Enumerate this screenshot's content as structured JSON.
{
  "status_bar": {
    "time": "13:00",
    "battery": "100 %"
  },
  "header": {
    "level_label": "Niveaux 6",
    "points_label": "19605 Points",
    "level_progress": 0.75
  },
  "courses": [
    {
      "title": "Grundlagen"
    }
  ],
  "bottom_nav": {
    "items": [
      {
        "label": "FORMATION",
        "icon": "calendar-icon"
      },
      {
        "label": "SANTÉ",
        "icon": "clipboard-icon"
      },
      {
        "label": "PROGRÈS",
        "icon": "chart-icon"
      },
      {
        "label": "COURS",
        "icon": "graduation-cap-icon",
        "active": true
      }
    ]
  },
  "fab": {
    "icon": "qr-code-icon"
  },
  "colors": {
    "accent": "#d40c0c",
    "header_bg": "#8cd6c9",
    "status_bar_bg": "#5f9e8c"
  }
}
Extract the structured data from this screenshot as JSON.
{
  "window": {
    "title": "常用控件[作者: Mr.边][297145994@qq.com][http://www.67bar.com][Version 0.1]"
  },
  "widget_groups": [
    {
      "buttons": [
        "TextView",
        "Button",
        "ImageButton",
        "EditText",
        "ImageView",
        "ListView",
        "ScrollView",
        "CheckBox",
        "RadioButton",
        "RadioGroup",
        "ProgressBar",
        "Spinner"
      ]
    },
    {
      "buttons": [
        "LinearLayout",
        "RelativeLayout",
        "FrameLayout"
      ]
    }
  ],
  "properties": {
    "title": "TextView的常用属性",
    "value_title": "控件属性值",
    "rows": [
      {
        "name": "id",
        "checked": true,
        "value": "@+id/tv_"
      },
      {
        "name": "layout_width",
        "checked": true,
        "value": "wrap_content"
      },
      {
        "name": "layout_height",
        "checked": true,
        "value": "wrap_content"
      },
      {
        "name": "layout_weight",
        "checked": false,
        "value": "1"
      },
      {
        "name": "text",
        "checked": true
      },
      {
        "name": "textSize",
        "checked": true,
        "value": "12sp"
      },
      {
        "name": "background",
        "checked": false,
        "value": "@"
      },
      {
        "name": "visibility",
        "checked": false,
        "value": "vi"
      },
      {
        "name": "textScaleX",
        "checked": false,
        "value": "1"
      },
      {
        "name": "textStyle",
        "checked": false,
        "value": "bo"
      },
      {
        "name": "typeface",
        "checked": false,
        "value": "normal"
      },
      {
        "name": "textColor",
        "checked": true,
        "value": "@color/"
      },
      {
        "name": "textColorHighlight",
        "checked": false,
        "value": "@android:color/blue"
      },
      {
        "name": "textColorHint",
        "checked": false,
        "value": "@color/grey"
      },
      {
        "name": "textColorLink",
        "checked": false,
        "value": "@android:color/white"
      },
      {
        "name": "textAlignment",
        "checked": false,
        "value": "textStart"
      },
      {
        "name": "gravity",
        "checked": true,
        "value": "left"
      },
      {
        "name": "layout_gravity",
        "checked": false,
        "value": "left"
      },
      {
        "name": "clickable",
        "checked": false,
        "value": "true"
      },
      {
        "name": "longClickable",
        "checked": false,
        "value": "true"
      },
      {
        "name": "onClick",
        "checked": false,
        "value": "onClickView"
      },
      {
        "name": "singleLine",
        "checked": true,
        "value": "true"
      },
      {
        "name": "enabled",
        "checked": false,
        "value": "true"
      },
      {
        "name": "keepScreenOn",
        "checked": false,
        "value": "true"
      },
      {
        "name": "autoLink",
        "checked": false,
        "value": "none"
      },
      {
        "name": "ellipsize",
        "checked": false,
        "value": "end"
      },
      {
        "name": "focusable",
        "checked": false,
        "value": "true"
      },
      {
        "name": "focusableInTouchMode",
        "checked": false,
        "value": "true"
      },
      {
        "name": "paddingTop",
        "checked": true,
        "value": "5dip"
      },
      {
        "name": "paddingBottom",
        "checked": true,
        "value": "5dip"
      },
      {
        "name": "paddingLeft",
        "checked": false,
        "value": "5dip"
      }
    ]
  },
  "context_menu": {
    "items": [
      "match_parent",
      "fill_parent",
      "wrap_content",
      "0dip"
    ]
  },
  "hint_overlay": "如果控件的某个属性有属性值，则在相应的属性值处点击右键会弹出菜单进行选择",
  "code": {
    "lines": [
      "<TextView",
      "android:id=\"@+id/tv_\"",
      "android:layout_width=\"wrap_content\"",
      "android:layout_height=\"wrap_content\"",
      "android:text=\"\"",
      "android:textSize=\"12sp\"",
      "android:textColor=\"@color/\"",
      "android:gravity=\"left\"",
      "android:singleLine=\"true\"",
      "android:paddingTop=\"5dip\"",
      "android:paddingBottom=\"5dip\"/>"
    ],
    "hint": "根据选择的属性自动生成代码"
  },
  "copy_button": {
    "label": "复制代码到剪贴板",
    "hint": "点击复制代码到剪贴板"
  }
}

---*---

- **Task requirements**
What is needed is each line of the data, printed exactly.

- **Exercise response**
Enumerate this screenshot's content as structured JSON.
{
  "status_bar": {
    "time": "13:00",
    "battery": "100 %"
  },
  "header": {
    "level_label": "Niveaux 6",
    "points_label": "19605 Points",
    "level_progress": 0.75
  },
  "courses": [
    {
      "title": "Grundlagen"
    }
  ],
  "bottom_nav": {
    "items": [
      {
        "label": "FORMATION",
        "icon": "calendar-icon"
      },
      {
        "label": "SANTÉ",
        "icon": "clipboard-icon"
      },
      {
        "label": "PROGRÈS",
        "icon": "chart-icon"
      },
      {
        "label": "COURS",
        "icon": "graduation-cap-icon",
        "active": true
      }
    ]
  },
  "fab": {
    "icon": "qr-code-icon"
  },
  "colors": {
    "accent": "#d40c0c",
    "header_bg": "#8cd6c9",
    "status_bar_bg": "#5f9e8c"
  }
}
Extract the structured data from this screenshot as JSON.
{
  "window": {
    "title": "常用控件[作者: Mr.边][297145994@qq.com][http://www.67bar.com][Version 0.1]"
  },
  "widget_groups": [
    {
      "buttons": [
        "TextView",
        "Button",
        "ImageButton",
        "EditText",
        "ImageView",
        "ListView",
        "ScrollView",
        "CheckBox",
        "RadioButton",
        "RadioGroup",
        "ProgressBar",
        "Spinner"
      ]
    },
    {
      "buttons": [
        "LinearLayout",
        "RelativeLayout",
        "FrameLayout"
      ]
    }
  ],
  "properties": {
    "title": "TextView的常用属性",
    "value_title": "控件属性值",
    "rows": [
      {
        "name": "id",
        "checked": true,
        "value": "@+id/tv_"
      },
      {
        "name": "layout_width",
        "checked": true,
        "value": "wrap_content"
      },
      {
        "name": "layout_height",
        "checked": true,
        "value": "wrap_content"
      },
      {
        "name": "layout_weight",
        "checked": false,
        "value": "1"
      },
      {
        "name": "text",
        "checked": true
      },
      {
        "name": "textSize",
        "checked": true,
        "value": "12sp"
      },
      {
        "name": "background",
        "checked": false,
        "value": "@"
      },
      {
        "name": "visibility",
        "checked": false,
        "value": "vi"
      },
      {
        "name": "textScaleX",
        "checked": false,
        "value": "1"
      },
      {
        "name": "textStyle",
        "checked": false,
        "value": "bo"
      },
      {
        "name": "typeface",
        "checked": false,
        "value": "normal"
      },
      {
        "name": "textColor",
        "checked": true,
        "value": "@color/"
      },
      {
        "name": "textColorHighlight",
        "checked": false,
        "value": "@android:color/blue"
      },
      {
        "name": "textColorHint",
        "checked": false,
        "value": "@color/grey"
      },
      {
        "name": "textColorLink",
        "checked": false,
        "value": "@android:color/white"
      },
      {
        "name": "textAlignment",
        "checked": false,
        "value": "textStart"
      },
      {
        "name": "gravity",
        "checked": true,
        "value": "left"
      },
      {
        "name": "layout_gravity",
        "checked": false,
        "value": "left"
      },
      {
        "name": "clickable",
        "checked": false,
        "value": "true"
      },
      {
        "name": "longClickable",
        "checked": false,
        "value": "true"
      },
      {
        "name": "onClick",
        "checked": false,
        "value": "onClickView"
      },
      {
        "name": "singleLine",
        "checked": true,
        "value": "true"
      },
      {
        "name": "enabled",
        "checked": false,
        "value": "true"
      },
      {
        "name": "keepScreenOn",
        "checked": false,
        "value": "true"
      },
      {
        "name": "autoLink",
        "checked": false,
        "value": "none"
      },
      {
        "name": "ellipsize",
        "checked": false,
        "value": "end"
      },
      {
        "name": "focusable",
        "checked": false,
        "value": "true"
      },
      {
        "name": "focusableInTouchMode",
        "checked": false,
        "value": "true"
      },
      {
        "name": "paddingTop",
        "checked": true,
        "value": "5dip"
      },
      {
        "name": "paddingBottom",
        "checked": true,
        "value": "5dip"
      },
      {
        "name": "paddingLeft",
        "checked": false,
        "value": "5dip"
      }
    ]
  },
  "context_menu": {
    "items": [
      "match_parent",
      "fill_parent",
      "wrap_content",
      "0dip"
    ]
  },
  "hint_overlay": "如果控件的某个属性有属性值，则在相应的属性值处点击右键会弹出菜单进行选择",
  "code": {
    "lines": [
      "<TextView",
      "android:id=\"@+id/tv_\"",
      "android:layout_width=\"wrap_content\"",
      "android:layout_height=\"wrap_content\"",
      "android:text=\"\"",
      "android:textSize=\"12sp\"",
      "android:textColor=\"@color/\"",
      "android:gravity=\"left\"",
      "android:singleLine=\"true\"",
      "android:paddingTop=\"5dip\"",
      "android:paddingBottom=\"5dip\"/>"
    ],
    "hint": "根据选择的属性自动生成代码"
  },
  "copy_button": {
    "label": "复制代码到剪贴板",
    "hint": "点击复制代码到剪贴板"
  }
}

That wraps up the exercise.